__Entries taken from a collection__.
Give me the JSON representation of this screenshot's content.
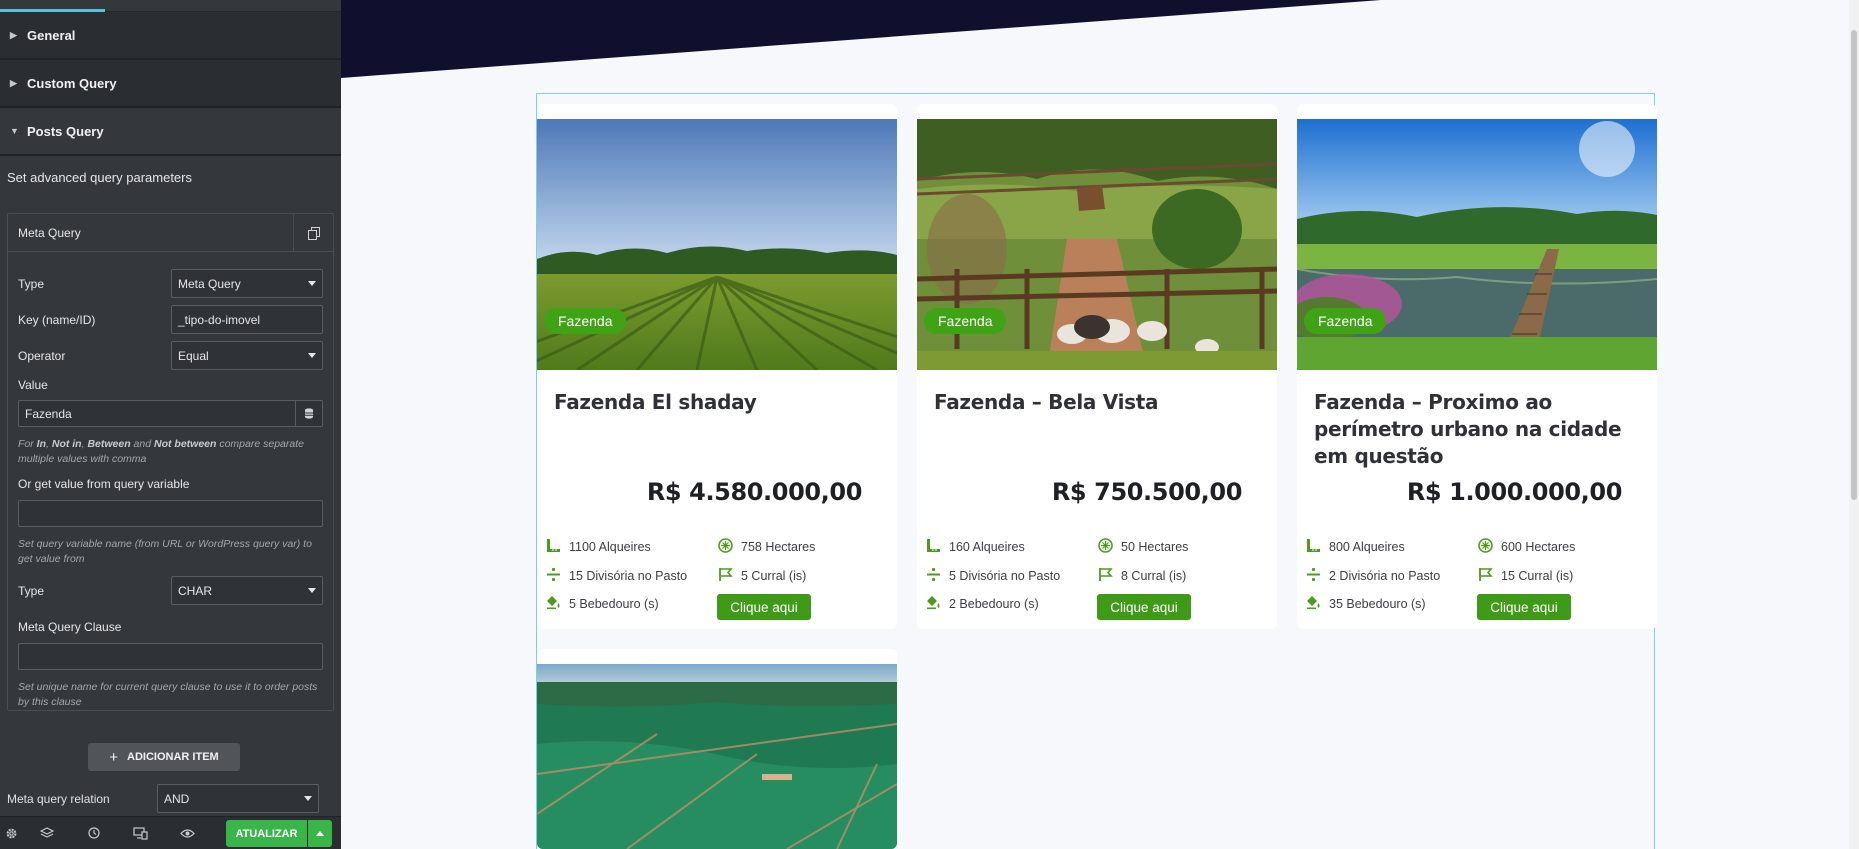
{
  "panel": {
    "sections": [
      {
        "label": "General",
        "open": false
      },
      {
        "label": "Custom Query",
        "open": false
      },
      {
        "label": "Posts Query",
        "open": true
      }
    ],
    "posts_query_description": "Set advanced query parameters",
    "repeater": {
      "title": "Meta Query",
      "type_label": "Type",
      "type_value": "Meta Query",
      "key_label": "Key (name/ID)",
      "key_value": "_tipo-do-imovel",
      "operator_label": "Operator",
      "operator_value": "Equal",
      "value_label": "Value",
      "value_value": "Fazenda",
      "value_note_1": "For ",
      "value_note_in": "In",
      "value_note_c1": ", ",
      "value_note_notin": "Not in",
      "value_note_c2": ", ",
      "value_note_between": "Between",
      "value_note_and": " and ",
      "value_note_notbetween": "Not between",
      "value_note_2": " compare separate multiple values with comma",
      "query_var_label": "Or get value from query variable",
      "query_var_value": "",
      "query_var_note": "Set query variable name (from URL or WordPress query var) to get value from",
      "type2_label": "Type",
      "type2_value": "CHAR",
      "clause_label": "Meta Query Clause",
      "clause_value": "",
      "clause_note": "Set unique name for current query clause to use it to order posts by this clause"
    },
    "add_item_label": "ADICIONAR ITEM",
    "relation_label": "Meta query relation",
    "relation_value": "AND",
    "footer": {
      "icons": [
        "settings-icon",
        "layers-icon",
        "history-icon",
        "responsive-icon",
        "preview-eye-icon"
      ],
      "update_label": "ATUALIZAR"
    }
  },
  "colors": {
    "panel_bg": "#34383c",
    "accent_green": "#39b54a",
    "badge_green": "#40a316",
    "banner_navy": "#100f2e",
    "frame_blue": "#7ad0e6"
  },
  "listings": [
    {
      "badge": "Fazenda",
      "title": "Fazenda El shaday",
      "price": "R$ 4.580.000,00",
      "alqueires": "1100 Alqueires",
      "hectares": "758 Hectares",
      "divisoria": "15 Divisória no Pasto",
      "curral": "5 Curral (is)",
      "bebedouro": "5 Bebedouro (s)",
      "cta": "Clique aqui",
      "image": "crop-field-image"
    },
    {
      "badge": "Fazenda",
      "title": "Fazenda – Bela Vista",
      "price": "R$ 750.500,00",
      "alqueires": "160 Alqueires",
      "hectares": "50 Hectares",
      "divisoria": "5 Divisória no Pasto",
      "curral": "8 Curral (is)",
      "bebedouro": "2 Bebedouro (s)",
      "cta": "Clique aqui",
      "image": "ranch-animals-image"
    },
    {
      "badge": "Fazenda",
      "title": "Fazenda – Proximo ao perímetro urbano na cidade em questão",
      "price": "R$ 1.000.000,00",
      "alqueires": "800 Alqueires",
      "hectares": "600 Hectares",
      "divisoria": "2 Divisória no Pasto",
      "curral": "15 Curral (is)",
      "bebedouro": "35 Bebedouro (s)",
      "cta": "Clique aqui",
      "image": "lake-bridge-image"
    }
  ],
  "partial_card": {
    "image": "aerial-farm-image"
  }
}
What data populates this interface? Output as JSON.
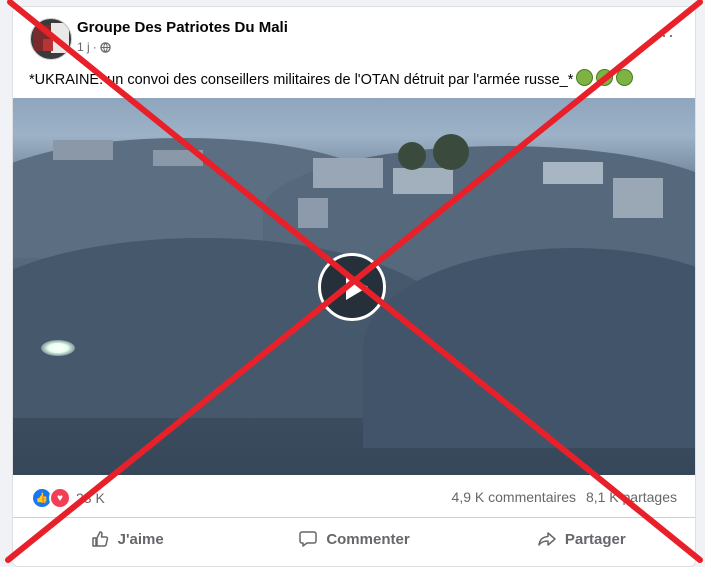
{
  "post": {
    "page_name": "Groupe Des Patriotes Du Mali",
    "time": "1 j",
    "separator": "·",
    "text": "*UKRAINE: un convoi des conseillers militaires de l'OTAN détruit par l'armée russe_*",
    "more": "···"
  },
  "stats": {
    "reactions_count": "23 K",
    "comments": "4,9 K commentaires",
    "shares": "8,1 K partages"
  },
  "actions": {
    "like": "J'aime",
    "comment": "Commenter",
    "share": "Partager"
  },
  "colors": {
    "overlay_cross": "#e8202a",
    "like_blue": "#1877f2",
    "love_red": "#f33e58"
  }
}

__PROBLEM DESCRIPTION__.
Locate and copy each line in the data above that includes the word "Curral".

__OUTPUT__.
      "curral": "5 Curral (is)",
      "curral": "8 Curral (is)",
      "curral": "15 Curral (is)",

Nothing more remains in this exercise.